Content starts
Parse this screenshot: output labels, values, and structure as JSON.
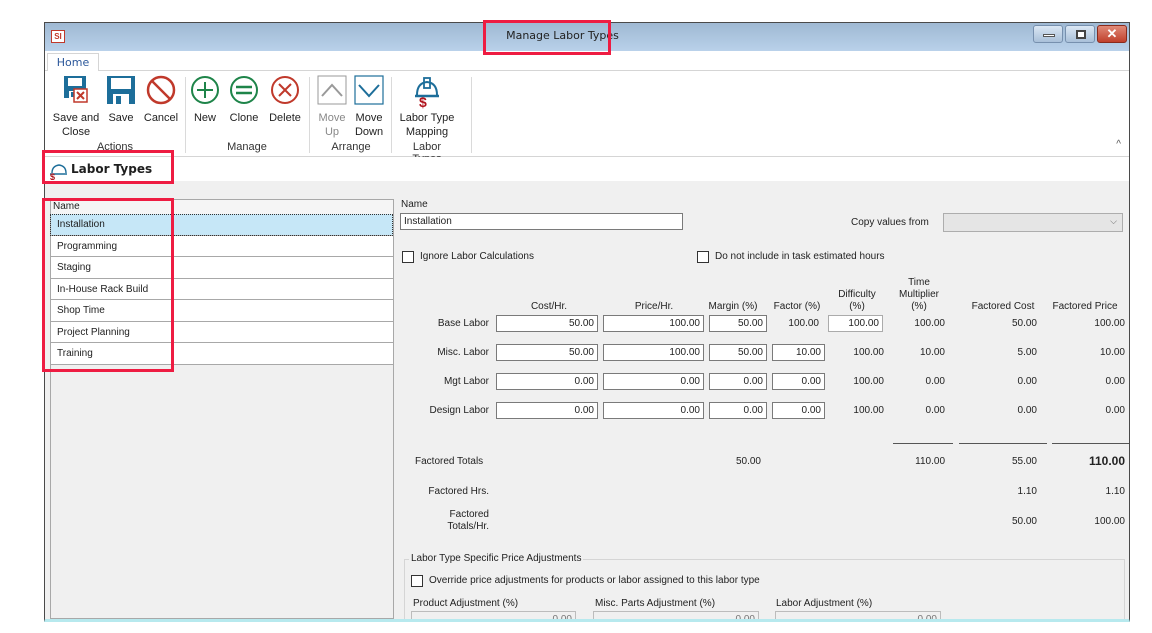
{
  "window": {
    "title": "Manage Labor Types",
    "app_icon": "SI",
    "controls": {
      "minimize": "minimize-icon",
      "maximize": "maximize-icon",
      "close": "close-icon"
    }
  },
  "ribbon": {
    "tabs": [
      {
        "label": "Home",
        "active": true
      }
    ],
    "groups": [
      {
        "label": "Actions",
        "buttons": [
          {
            "label_line1": "Save and",
            "label_line2": "Close",
            "icon": "save-close-icon",
            "enabled": true
          },
          {
            "label_line1": "Save",
            "label_line2": "",
            "icon": "save-icon",
            "enabled": true
          },
          {
            "label_line1": "Cancel",
            "label_line2": "",
            "icon": "cancel-icon",
            "enabled": true
          }
        ]
      },
      {
        "label": "Manage",
        "buttons": [
          {
            "label_line1": "New",
            "label_line2": "",
            "icon": "plus-circle-icon",
            "enabled": true
          },
          {
            "label_line1": "Clone",
            "label_line2": "",
            "icon": "equals-circle-icon",
            "enabled": true
          },
          {
            "label_line1": "Delete",
            "label_line2": "",
            "icon": "x-circle-icon",
            "enabled": true
          }
        ]
      },
      {
        "label": "Arrange",
        "buttons": [
          {
            "label_line1": "Move",
            "label_line2": "Up",
            "icon": "chevron-up-icon",
            "enabled": false
          },
          {
            "label_line1": "Move",
            "label_line2": "Down",
            "icon": "chevron-down-icon",
            "enabled": true
          }
        ]
      },
      {
        "label": "Labor Types",
        "buttons": [
          {
            "label_line1": "Labor Type",
            "label_line2": "Mapping",
            "icon": "hardhat-dollar-icon",
            "enabled": true
          }
        ]
      }
    ]
  },
  "section": {
    "title": "Labor Types",
    "icon": "hardhat-dollar-icon"
  },
  "list": {
    "header": "Name",
    "items": [
      "Installation",
      "Programming",
      "Staging",
      "In-House Rack Build",
      "Shop Time",
      "Project Planning",
      "Training"
    ],
    "selected_index": 0
  },
  "detail": {
    "name_label": "Name",
    "name_value": "Installation",
    "copy_from_label": "Copy values from",
    "copy_from_value": "",
    "ignore_calc_label": "Ignore Labor Calculations",
    "ignore_calc_checked": false,
    "exclude_hours_label": "Do not include in task estimated hours",
    "exclude_hours_checked": false,
    "columns": {
      "cost": "Cost/Hr.",
      "price": "Price/Hr.",
      "margin": "Margin (%)",
      "factor": "Factor (%)",
      "difficulty_1": "Difficulty",
      "difficulty_2": "(%)",
      "time_1": "Time",
      "time_2": "Multiplier",
      "time_3": "(%)",
      "factored_cost": "Factored Cost",
      "factored_price": "Factored Price"
    },
    "rows": [
      {
        "label": "Base Labor",
        "cost": "50.00",
        "price": "100.00",
        "margin": "50.00",
        "factor": "100.00",
        "difficulty": "100.00",
        "time_multiplier": "100.00",
        "factored_cost": "50.00",
        "factored_price": "100.00"
      },
      {
        "label": "Misc. Labor",
        "cost": "50.00",
        "price": "100.00",
        "margin": "50.00",
        "factor": "10.00",
        "difficulty": "100.00",
        "time_multiplier": "10.00",
        "factored_cost": "5.00",
        "factored_price": "10.00"
      },
      {
        "label": "Mgt Labor",
        "cost": "0.00",
        "price": "0.00",
        "margin": "0.00",
        "factor": "0.00",
        "difficulty": "100.00",
        "time_multiplier": "0.00",
        "factored_cost": "0.00",
        "factored_price": "0.00"
      },
      {
        "label": "Design Labor",
        "cost": "0.00",
        "price": "0.00",
        "margin": "0.00",
        "factor": "0.00",
        "difficulty": "100.00",
        "time_multiplier": "0.00",
        "factored_cost": "0.00",
        "factored_price": "0.00"
      }
    ],
    "totals": {
      "label": "Factored Totals",
      "margin": "50.00",
      "time_multiplier": "110.00",
      "factored_cost": "55.00",
      "factored_price": "110.00"
    },
    "hours": {
      "label": "Factored Hrs.",
      "factored_cost": "1.10",
      "factored_price": "1.10"
    },
    "per_hour": {
      "label_1": "Factored",
      "label_2": "Totals/Hr.",
      "factored_cost": "50.00",
      "factored_price": "100.00"
    },
    "adjustments": {
      "title": "Labor Type Specific Price Adjustments",
      "override_label": "Override price adjustments for products or labor assigned to this labor type",
      "override_checked": false,
      "product_label": "Product Adjustment (%)",
      "product_value": "0.00",
      "misc_label": "Misc. Parts Adjustment (%)",
      "misc_value": "0.00",
      "labor_label": "Labor Adjustment (%)",
      "labor_value": "0.00"
    }
  }
}
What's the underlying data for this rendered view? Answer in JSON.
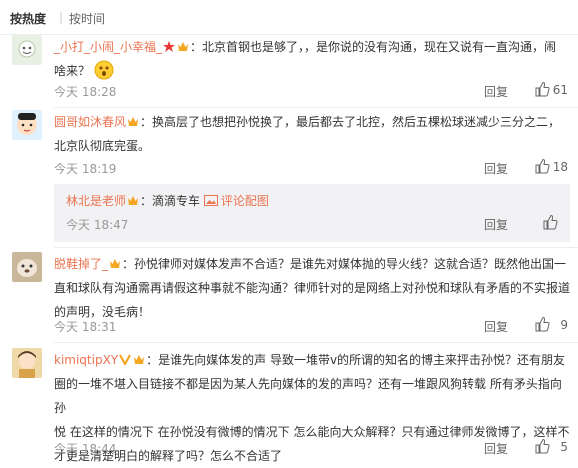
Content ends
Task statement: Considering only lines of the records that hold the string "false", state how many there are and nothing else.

Result of this exercise: 4